**Task brief**
Below are the records. List every line holding the word "this".

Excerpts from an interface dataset

:::

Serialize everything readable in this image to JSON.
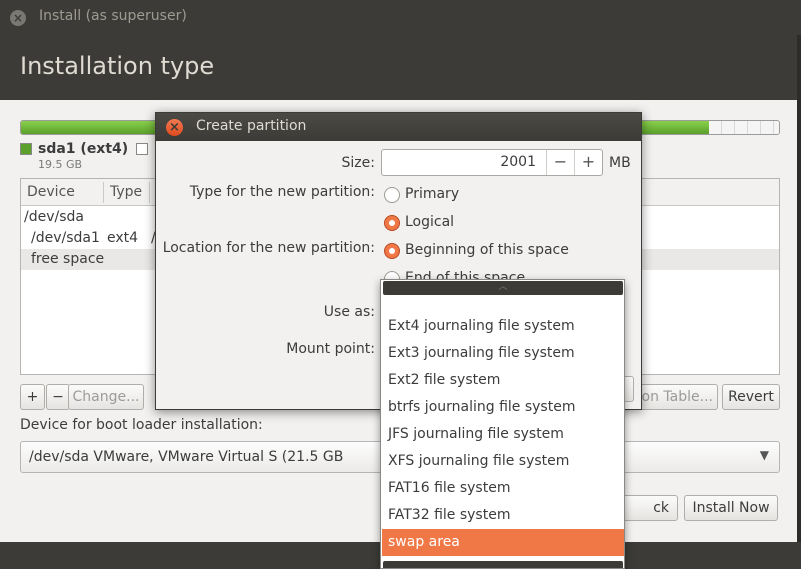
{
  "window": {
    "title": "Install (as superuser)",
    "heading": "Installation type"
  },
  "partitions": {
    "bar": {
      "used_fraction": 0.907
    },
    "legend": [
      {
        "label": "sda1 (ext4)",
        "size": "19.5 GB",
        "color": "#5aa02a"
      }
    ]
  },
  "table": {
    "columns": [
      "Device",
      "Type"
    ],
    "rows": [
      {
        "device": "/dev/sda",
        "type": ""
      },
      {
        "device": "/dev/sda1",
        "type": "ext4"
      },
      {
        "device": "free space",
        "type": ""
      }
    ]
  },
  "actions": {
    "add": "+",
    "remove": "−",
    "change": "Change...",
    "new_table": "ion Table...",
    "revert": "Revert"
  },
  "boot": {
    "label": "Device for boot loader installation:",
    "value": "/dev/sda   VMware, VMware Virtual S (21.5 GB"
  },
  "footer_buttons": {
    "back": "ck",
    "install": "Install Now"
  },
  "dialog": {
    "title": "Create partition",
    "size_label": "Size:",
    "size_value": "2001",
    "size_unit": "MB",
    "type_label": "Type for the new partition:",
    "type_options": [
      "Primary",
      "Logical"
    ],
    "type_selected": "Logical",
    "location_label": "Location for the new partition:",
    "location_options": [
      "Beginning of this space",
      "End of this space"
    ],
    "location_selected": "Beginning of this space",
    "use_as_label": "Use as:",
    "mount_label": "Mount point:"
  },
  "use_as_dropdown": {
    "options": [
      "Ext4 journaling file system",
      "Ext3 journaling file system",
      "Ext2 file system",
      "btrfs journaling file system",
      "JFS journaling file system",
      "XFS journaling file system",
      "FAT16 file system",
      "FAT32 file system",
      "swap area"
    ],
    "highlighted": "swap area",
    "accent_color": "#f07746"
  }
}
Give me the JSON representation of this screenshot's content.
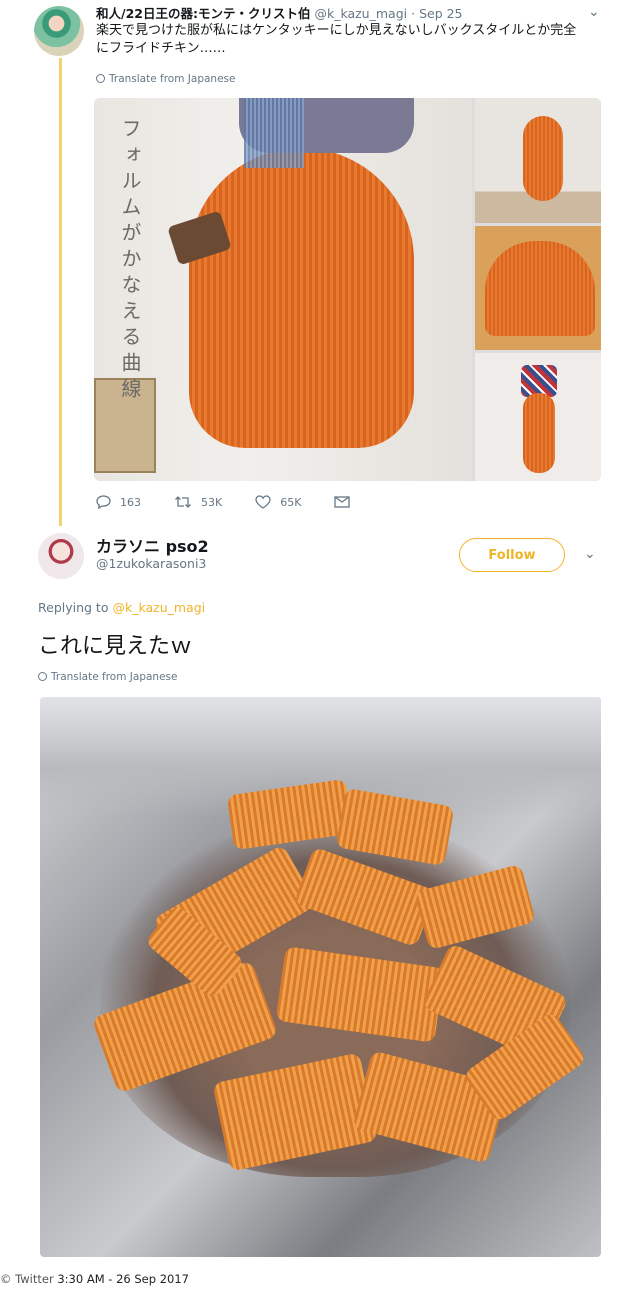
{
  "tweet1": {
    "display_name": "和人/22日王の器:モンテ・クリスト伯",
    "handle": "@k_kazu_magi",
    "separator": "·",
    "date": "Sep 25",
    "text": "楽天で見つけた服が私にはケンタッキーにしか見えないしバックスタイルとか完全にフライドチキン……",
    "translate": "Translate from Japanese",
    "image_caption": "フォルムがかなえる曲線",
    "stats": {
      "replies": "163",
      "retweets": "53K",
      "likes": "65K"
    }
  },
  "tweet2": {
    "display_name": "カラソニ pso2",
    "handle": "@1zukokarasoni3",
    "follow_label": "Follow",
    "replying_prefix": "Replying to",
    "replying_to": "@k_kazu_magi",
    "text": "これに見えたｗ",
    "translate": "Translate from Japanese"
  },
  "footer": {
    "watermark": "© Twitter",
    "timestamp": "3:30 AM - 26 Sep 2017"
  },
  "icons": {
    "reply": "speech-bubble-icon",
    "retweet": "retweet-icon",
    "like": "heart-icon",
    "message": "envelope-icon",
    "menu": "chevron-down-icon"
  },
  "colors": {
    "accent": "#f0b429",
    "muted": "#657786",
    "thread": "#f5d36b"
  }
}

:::

**Answer space**
Serialize everything readable in this image to JSON.
      "Beginning of this space",
      "End of this space"
    "location_selected": "Beginning of this space",
Give me the JSON representation of this screenshot's content.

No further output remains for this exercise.